There have been no substantive studies yet to determine how medical marijuana impacts parenting. There is early data, according to a researcher, suggesting a small increase in child poisonings among medical marijuana patients in states where it is legal. And early epidemiological data draws a link between medical cannabis use and increased corporal punishment and physical abuse -- but not neglect.
"We really don't know what's going on," said Bridget Freisthler, an associate professor in the department of social welfare at UCLA, who studies medical marijuana use among parents. "We don't know whether (medical marijuana) affects parenting or whether caseworkers need to be concerned when they find out this is happening in the home."
Parents fighting to maintain custody of their children say the mere presence of medical marijuana is an almost reflexive trigger for removal. They cite scores of anecdotes concentrated in states where medical cannabis is legal -- children removed from homes where cannabis is used or grown; babies testing positive for marijuana at birth and subsequently removed; children removed because mothers breastfed at the same time that they used medical marijuana.
"Marijuana use does not make someone a bad parent," said Sara Arnold, co-founder of the Family Law and Cannabis Alliance. "It should not be the primary or sole basis for any Child Protective Services investigation."

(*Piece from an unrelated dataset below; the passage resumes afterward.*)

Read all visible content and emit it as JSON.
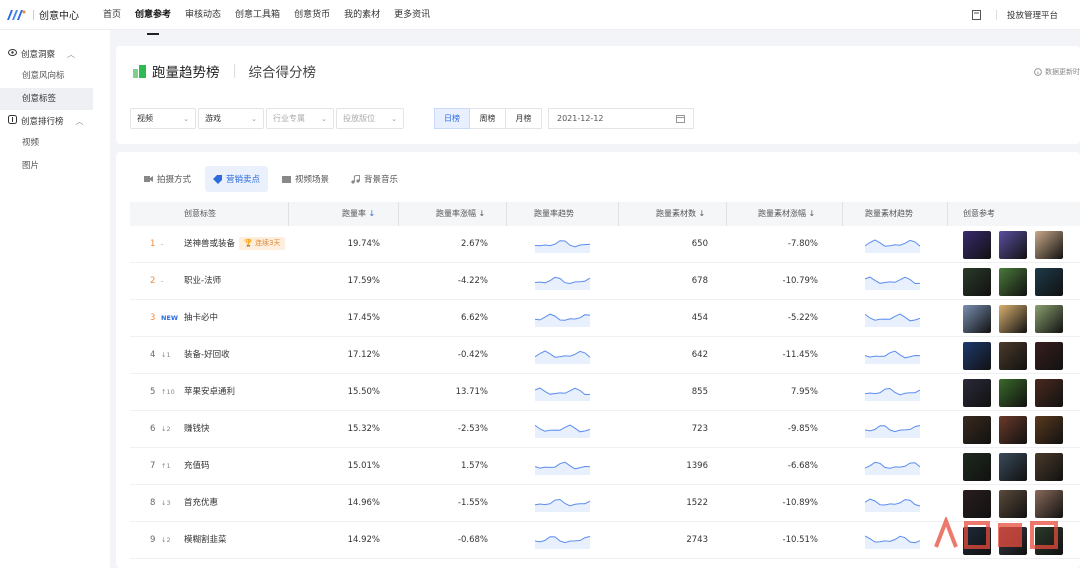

But simply having a medical marijuana card does not mean that that patient is acting responsibly with the medication; nor does the mere presence of marijuana imply lack of safety, according to experts. "Medical marijuana as a risk factor by itself doesn't mean the child isn't safe," said Michael Piraino, chief executive officer of National CASA for Children, an advocacy group for abused and neglected children. "Most kids have had risk factors but remain safe. "But how do you put together all these pieces of information, of evidence, that a child is or isn't safe?"